(Component data from apps and pages)
▼▼▼

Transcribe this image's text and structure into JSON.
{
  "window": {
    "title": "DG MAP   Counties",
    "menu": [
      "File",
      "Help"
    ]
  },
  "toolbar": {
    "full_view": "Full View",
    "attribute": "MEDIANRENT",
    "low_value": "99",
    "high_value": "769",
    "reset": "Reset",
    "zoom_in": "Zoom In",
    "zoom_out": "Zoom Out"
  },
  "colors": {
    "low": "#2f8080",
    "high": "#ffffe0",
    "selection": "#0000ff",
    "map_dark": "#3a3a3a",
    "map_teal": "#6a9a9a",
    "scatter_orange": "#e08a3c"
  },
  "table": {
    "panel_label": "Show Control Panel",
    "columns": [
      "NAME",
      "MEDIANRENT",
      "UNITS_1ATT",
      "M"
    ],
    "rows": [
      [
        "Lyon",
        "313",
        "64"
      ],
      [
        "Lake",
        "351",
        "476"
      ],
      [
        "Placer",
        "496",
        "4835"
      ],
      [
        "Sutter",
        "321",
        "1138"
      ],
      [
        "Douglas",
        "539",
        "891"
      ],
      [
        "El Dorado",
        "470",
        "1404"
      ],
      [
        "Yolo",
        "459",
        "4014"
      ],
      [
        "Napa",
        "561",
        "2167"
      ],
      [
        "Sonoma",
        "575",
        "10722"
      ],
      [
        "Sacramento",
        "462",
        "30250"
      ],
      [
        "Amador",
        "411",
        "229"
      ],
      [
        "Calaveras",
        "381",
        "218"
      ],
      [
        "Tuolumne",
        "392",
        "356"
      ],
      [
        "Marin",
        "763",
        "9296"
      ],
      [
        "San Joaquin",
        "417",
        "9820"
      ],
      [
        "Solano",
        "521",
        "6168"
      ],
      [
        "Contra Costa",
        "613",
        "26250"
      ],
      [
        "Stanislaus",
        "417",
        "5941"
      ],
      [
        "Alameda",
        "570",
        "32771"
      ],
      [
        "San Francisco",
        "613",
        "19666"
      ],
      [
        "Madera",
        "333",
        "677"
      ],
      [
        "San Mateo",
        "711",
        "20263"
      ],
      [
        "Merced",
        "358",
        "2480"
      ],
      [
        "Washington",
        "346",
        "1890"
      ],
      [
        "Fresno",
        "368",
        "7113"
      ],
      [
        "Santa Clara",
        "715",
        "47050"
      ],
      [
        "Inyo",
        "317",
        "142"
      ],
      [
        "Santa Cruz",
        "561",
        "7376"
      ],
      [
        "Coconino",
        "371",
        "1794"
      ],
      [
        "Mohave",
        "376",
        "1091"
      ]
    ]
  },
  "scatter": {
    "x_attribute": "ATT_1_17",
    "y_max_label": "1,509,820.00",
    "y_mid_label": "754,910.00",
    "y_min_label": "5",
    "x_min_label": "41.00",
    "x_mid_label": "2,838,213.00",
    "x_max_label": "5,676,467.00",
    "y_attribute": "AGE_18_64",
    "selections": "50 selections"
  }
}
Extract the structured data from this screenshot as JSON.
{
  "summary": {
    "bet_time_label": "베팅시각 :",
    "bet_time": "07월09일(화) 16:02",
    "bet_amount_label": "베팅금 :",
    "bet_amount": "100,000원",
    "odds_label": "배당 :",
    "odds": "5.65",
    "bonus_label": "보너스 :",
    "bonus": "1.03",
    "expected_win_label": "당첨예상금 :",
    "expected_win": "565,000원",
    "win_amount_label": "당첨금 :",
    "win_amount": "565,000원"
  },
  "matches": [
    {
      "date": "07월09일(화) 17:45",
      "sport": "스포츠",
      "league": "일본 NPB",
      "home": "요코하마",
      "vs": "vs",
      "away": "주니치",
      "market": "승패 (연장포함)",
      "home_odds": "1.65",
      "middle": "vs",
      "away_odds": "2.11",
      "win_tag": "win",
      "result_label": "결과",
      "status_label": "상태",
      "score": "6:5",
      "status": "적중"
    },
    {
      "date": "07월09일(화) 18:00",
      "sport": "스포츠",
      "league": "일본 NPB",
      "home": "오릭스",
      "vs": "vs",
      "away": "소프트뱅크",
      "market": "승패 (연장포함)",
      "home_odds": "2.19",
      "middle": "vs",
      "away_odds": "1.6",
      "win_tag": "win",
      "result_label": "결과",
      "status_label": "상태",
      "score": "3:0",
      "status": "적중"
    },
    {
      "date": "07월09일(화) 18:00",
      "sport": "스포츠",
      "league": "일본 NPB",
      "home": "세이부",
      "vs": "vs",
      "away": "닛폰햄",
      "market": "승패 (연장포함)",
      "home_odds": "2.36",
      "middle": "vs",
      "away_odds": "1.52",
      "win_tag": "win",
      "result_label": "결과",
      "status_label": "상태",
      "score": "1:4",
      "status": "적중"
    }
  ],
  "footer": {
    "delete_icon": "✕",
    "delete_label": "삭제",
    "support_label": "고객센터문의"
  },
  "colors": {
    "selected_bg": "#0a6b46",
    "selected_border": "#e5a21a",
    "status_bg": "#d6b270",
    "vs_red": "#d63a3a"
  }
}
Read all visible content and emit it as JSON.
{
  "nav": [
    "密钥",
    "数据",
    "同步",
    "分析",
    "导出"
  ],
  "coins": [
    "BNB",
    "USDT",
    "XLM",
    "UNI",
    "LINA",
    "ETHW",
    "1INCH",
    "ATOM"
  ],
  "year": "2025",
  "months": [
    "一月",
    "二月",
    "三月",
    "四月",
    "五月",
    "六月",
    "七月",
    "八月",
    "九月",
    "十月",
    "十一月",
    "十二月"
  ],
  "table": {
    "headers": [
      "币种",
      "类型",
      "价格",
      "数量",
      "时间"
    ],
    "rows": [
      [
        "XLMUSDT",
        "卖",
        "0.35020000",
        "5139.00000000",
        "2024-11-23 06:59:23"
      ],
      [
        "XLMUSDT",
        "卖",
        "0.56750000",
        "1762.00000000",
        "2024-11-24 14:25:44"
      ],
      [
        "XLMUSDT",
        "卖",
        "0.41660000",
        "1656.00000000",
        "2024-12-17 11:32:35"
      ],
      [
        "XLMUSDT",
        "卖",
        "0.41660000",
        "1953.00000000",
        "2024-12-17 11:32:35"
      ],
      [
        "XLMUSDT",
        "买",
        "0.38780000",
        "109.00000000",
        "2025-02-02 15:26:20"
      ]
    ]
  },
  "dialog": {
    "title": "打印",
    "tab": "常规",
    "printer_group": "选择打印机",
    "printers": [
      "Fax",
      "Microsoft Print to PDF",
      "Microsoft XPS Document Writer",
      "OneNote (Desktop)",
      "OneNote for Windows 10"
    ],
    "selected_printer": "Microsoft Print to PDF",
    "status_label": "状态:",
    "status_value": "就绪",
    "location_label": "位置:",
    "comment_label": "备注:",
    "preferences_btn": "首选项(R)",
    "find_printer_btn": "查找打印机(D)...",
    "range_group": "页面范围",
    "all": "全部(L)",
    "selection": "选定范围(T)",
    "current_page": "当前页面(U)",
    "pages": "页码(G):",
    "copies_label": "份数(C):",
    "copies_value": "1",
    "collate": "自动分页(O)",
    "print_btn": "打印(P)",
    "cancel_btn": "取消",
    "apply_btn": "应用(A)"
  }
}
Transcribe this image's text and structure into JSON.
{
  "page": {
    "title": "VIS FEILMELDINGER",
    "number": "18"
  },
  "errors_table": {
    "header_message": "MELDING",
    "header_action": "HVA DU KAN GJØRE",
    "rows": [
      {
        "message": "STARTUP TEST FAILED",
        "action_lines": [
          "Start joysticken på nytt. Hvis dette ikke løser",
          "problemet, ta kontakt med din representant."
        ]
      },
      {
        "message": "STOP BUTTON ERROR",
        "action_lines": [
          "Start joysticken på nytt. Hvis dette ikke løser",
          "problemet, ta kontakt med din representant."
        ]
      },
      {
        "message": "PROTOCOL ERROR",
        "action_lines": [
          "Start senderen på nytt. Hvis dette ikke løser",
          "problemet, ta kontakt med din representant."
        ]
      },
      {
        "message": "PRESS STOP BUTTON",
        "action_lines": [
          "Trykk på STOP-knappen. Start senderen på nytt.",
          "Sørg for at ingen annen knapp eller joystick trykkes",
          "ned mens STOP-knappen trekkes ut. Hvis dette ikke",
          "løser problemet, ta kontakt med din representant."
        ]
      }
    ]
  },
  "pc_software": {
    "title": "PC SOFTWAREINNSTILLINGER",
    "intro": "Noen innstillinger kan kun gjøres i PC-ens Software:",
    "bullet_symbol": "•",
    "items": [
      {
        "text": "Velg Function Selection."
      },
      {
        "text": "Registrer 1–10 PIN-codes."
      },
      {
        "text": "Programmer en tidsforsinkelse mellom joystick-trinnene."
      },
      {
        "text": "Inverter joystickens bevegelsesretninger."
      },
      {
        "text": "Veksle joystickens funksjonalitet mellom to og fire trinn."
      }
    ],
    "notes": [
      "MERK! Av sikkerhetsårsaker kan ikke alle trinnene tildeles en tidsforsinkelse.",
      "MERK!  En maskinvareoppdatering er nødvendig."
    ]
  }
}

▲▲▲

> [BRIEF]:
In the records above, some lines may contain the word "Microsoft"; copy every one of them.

> [ANSWER TO THE EXERCISE]:
      "Microsoft Print to PDF",
      "Microsoft XPS Document Writer",
    "selected_printer": "Microsoft Print to PDF",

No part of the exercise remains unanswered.